It’s summertime. Time for major league baseball. Coca Cola. And apple pie. To celebrate America’s pastime (and purge my system of all things soccer), I settled in recently to watch the 1994 film biopic about Ty Cobb starring Tommy Lee Jones.
Panned by both critics and baseball historians, the film follows the exploits of Cobb and sports writer Al Stump, who penned Cobb’s autobiography, "My Life in Baseball – the True Record."
Despite being considered by many as one of the greatest baseball players in history, Cobb had a well-known and undisputed reputation of being a terror – both on the field and off.
His temper got the best of him more than once and it ultimately cost him his marriage, the relationship with his children, and severed many of his ties with former league mates and friends.

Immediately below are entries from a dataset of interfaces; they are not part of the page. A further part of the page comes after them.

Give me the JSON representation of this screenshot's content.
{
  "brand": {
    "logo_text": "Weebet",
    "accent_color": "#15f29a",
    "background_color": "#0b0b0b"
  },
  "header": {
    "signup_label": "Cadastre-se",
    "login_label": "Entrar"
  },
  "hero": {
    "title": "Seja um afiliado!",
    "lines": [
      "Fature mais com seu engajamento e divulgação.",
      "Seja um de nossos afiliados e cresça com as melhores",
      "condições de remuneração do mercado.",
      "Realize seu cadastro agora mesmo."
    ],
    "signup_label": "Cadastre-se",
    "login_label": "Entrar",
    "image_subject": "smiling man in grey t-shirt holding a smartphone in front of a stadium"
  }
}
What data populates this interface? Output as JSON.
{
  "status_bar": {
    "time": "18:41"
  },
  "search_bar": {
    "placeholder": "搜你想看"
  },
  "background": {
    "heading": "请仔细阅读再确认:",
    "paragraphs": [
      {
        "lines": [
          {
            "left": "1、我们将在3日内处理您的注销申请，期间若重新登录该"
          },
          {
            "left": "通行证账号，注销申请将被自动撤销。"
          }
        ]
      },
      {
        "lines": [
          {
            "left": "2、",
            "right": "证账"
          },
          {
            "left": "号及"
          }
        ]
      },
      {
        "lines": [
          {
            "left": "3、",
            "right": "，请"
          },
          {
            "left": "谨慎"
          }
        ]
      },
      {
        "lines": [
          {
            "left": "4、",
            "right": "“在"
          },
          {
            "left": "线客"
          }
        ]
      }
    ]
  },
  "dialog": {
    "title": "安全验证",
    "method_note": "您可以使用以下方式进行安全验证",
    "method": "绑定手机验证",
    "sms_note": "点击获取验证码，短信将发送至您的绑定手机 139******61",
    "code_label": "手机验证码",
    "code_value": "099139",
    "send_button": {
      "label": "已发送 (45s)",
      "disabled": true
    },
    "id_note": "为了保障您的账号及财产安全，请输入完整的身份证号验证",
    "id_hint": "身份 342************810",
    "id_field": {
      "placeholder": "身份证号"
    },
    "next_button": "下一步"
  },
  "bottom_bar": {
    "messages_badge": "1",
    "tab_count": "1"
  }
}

Cobb’s callous indifference to those around him ramped up in the years leading up to his death in 1961. Years of booze and hard living finally caught up to him and he died at the age of 75.
In the early 1990’s, I met up with another baseball legend – Mickey Mantle – who was born and raised not far from where I grew up in northeast Oklahoma.
At the time, I was in college and trying to make ends meet by delivering pizzas at a small pizza parlor in Miami, Oklahoma.
The owner was an honest-to-goodness small-time bookie and we used to take bets over the phone in between pizza orders.
One Saturday afternoon, Mantle and his entourage stumbled into the restaurant, as he was known to do from time to time. I was the new kid, so they let me wait on his group of tables.
Mantle was already drunk. Very drunk. And he was mean.
He had lost money on the golf course that morning and he was bound and determined to take it out on anyone who would put up with his nonsense.
For the next several hours, I suffered through a barrage of insults and spent the afternoon running back and forth to the table with pitcher after pitcher of beer.
When they were finally done, I mustered up enough courage to ask him for an autograph.
“Mr. Mantle, it would mean an awful lot to me if you would sign this menu for me,” I said. “I’m a big fan and I grew up not far from here.”
He looked me square in the eye and for a moment, I imagined what it would have been like to be a big league pitcher staring back at him from the mound.
I shuddered at the thought.
“Son, don’t bother me,” he said. “Don’t you know that people pay me to sign things? Besides, I guarantee I charge them a whole lot more than you’re going to make today. Save up your money and come see me sometime.”
And just like that, he stumbled out the door.
As I watched the Cobb biopic last weekend, I couldn’t help but think about Mickey Mantle and compared the two baseball greats, both of whom battled demons for much of their adult lives.
Booze was part of the ego-fueled sports culture in which they immersed themselves.
They didn’t stand a chance.
After all, major league baseball was different in the first half of the 20th century. It was almost like the Wild West.
Cobb played from 1905 to 1928 and in those days, professional baseball players were entertainers more than athletes.
Games were like vaudeville sideshows with players dancing and clowning around in between innings.
Cobb fought the urge to participate in the shenanigans and let his playing do the talking for him. He ended up with a .367 lifetime battling average, a record that still stands today.
By the time Mantle made his major league debut some 25 years later, the game had evolved and Mickey was a warhorse – famously battling Roger Maris in 1961 to break Babe Ruth’s longtime home run record.
Along with his Yankee teammates, Mantle made 12 World Series appearances and won seven of them.
To this day, he holds a number of World Series batting records.
Both men were superstars on the field and train wrecks in real life.
But despite their many faults, Mantle, Cobb, and countless others like them remain American heroes. And for some reason, that suits me just fine.
After all, sometimes we forget that heroes don’t always have to be role models. In fact, they rarely are.
In the weeks and months leading up to their deaths, it has been reported that both men had a change of heart. Regret overcame them both.
Mortality has a way of doing that to folks. Even famous ones.
Mickey got sober. Cobb donated millions to charity. Both made public apologies for their many transgressions.
In the end, maybe that’s the real legacy of Mickey Mantle and Ty Cobb.
Despite their own delusions of grandeur, the relationships they had with those they loved ultimately mattered more than World Series rings and batting titles.
That’s a lesson we can all stand to hear from time to time.
In baseball, you get three strikes and then you’re out.
Fortunately for the rest of us, the good Lord is a lot more forgiving.
Sure, swinging for the fence will get you the glory.
But sometimes laying down a sacrifice bunt wins the game.
Gustafson is the not-so-mild-mannered editor/publisher of The PineBelt NEWS. He spent eight summers playing youth baseball in the Mom and Dad’s Little League organization back in his hometown of Pryor, Oklahoma.